A trio of young soloists evoked pathos and drama in Mendelssohn’s exhilarating cantata, which opens with a vigorous and celebratory theme using powerful orchestral forces, and charts a journey from darkness into light drawing on Biblical texts – a theme that clearly struck a chord with the audience and singers alike. The Basingstoke Orchestra, under the gifted baton of Paul Spicer, rose to the occasion and met the considerable musical demands with aplomb. Particularly urgent and moving were the tenor recitatives which portrayed a voice in the wilderness being answered by the soprano’s voice of comfort and hope.
Willcocks’ uplifting paean to music, with its interesting orchestral textures, colourful sound-world and joyful message, threw a spell over the audience. By turns ethereal and celebratory, two outstanding soloists (soprano and baritone) sang words drawn from the poetry of Longfellow, Walt Whitman and the Psalms. At times the chorus sang a wordless accompaniment, which heightened the beauty and depth of the message. The varied programme also included orchestral works conducted by Stephen Scotchmer, the orchestra’s resident conductor – Smetana’s popular Vltava and on a lighter note Benjamin Britten’s arrangement of Rossini in Soirées Musicales.

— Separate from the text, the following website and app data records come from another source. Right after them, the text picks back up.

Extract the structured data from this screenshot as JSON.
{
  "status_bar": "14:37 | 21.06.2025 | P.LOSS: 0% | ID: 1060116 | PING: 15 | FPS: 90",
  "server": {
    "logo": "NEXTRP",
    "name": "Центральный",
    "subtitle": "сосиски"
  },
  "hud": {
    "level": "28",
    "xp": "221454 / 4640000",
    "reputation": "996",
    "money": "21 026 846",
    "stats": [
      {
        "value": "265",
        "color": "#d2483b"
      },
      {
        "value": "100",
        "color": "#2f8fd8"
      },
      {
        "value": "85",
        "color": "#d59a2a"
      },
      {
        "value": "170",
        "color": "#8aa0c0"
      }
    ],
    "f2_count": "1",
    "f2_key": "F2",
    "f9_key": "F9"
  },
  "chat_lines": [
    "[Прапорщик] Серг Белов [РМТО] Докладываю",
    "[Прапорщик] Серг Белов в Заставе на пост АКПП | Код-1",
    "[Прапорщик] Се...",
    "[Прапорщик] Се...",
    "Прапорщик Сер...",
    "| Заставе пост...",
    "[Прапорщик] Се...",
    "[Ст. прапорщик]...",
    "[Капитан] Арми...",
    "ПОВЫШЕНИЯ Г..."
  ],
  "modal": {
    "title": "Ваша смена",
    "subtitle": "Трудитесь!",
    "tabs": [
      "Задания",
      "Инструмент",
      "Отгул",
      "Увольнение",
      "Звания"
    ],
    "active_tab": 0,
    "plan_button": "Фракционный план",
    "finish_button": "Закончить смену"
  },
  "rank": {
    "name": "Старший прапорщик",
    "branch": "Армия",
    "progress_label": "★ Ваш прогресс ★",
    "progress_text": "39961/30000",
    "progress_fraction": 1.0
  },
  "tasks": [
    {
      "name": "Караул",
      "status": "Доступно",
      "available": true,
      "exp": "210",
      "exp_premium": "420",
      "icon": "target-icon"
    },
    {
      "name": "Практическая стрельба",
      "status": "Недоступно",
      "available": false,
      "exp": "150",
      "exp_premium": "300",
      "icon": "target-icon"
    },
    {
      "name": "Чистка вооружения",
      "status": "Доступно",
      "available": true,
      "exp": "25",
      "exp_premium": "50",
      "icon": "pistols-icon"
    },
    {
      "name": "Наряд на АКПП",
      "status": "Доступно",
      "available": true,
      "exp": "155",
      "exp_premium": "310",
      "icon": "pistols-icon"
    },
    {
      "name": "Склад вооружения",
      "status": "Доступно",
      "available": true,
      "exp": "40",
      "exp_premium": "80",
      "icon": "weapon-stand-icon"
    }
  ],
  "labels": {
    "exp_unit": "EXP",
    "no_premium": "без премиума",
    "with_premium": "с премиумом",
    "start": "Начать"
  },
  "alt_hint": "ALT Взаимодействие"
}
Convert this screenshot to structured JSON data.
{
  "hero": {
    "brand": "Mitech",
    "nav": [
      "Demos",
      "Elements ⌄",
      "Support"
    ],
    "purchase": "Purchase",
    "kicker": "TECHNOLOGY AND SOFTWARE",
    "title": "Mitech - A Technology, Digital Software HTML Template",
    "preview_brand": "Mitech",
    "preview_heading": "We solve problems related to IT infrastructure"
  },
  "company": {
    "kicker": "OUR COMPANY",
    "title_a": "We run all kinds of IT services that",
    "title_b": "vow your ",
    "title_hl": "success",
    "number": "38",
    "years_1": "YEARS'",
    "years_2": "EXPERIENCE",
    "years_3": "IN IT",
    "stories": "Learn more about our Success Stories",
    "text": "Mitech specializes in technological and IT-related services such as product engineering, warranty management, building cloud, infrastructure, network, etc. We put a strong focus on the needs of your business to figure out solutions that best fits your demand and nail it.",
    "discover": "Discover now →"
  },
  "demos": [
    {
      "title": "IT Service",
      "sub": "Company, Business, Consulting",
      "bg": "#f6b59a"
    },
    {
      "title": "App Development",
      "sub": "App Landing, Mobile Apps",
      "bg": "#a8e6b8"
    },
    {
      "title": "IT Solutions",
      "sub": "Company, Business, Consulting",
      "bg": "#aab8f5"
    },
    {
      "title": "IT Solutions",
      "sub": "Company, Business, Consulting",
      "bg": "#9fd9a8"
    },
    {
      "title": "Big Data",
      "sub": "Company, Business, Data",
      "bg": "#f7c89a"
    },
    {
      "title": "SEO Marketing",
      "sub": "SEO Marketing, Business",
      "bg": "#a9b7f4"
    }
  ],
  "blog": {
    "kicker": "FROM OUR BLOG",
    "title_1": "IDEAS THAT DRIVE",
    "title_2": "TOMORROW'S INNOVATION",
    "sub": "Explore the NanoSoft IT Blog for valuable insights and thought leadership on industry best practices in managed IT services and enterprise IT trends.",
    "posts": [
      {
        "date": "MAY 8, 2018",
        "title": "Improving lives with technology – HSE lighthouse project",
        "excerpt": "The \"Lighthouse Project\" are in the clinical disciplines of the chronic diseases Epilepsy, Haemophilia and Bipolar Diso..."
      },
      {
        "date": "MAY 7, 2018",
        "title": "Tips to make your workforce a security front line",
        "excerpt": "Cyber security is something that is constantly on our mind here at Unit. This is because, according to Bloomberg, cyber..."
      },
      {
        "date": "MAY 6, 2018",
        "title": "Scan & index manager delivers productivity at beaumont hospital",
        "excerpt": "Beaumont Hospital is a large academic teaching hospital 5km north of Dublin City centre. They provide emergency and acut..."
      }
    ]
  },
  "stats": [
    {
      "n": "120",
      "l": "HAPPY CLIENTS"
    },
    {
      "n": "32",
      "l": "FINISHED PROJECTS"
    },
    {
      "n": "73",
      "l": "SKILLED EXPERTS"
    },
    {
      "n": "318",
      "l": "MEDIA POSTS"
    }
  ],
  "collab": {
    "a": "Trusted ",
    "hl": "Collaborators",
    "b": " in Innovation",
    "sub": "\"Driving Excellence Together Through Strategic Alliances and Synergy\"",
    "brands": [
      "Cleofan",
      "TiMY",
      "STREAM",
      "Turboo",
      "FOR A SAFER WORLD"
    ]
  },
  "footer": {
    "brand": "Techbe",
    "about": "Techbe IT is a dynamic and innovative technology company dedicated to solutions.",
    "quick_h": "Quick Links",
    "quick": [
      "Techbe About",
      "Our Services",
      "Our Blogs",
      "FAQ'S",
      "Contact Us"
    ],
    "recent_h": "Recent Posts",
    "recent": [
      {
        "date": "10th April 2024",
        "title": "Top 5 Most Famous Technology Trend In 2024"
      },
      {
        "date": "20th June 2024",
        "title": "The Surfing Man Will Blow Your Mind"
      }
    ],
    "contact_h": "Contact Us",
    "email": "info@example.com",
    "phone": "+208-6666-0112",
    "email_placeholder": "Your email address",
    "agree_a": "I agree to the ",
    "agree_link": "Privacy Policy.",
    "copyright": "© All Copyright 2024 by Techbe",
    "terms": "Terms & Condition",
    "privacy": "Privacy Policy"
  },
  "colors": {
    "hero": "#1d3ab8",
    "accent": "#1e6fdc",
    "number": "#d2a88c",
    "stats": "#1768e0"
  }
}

Image: Isla MacEwan. Credit: Olivia da Costa Photography